(Exercise brief): Word for word, the records below are to be set down again.

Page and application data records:
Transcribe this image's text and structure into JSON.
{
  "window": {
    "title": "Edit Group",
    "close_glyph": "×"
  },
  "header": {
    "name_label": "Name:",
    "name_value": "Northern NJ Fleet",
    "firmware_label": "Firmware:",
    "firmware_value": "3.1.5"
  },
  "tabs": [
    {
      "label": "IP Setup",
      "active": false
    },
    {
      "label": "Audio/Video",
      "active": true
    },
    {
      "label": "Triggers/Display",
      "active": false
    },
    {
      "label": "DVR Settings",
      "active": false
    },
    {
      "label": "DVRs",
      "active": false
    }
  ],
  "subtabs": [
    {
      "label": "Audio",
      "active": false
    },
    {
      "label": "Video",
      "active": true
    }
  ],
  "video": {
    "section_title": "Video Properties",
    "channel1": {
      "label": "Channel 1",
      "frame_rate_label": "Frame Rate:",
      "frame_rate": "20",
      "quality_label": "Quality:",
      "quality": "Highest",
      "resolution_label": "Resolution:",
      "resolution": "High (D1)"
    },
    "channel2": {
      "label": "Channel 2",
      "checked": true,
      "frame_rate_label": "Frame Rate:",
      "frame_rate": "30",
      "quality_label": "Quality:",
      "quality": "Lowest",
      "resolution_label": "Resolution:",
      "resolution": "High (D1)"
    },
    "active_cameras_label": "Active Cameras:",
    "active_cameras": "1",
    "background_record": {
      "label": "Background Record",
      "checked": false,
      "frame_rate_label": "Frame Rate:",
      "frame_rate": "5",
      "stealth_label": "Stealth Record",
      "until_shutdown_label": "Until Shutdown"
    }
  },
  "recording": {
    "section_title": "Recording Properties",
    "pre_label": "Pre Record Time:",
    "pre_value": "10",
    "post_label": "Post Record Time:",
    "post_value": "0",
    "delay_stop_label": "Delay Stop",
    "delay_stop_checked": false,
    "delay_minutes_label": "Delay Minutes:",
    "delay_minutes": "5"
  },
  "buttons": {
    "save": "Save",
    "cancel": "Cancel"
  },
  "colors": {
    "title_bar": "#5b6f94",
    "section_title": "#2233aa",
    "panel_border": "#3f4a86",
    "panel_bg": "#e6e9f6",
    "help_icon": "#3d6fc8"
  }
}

(Exercise solution):
Transcribe this image's text and structure into JSON.
{
  "window": {
    "title": "Edit Group",
    "close_glyph": "×"
  },
  "header": {
    "name_label": "Name:",
    "name_value": "Northern NJ Fleet",
    "firmware_label": "Firmware:",
    "firmware_value": "3.1.5"
  },
  "tabs": [
    {
      "label": "IP Setup",
      "active": false
    },
    {
      "label": "Audio/Video",
      "active": true
    },
    {
      "label": "Triggers/Display",
      "active": false
    },
    {
      "label": "DVR Settings",
      "active": false
    },
    {
      "label": "DVRs",
      "active": false
    }
  ],
  "subtabs": [
    {
      "label": "Audio",
      "active": false
    },
    {
      "label": "Video",
      "active": true
    }
  ],
  "video": {
    "section_title": "Video Properties",
    "channel1": {
      "label": "Channel 1",
      "frame_rate_label": "Frame Rate:",
      "frame_rate": "20",
      "quality_label": "Quality:",
      "quality": "Highest",
      "resolution_label": "Resolution:",
      "resolution": "High (D1)"
    },
    "channel2": {
      "label": "Channel 2",
      "checked": true,
      "frame_rate_label": "Frame Rate:",
      "frame_rate": "30",
      "quality_label": "Quality:",
      "quality": "Lowest",
      "resolution_label": "Resolution:",
      "resolution": "High (D1)"
    },
    "active_cameras_label": "Active Cameras:",
    "active_cameras": "1",
    "background_record": {
      "label": "Background Record",
      "checked": false,
      "frame_rate_label": "Frame Rate:",
      "frame_rate": "5",
      "stealth_label": "Stealth Record",
      "until_shutdown_label": "Until Shutdown"
    }
  },
  "recording": {
    "section_title": "Recording Properties",
    "pre_label": "Pre Record Time:",
    "pre_value": "10",
    "post_label": "Post Record Time:",
    "post_value": "0",
    "delay_stop_label": "Delay Stop",
    "delay_stop_checked": false,
    "delay_minutes_label": "Delay Minutes:",
    "delay_minutes": "5"
  },
  "buttons": {
    "save": "Save",
    "cancel": "Cancel"
  },
  "colors": {
    "title_bar": "#5b6f94",
    "section_title": "#2233aa",
    "panel_border": "#3f4a86",
    "panel_bg": "#e6e9f6",
    "help_icon": "#3d6fc8"
  }
}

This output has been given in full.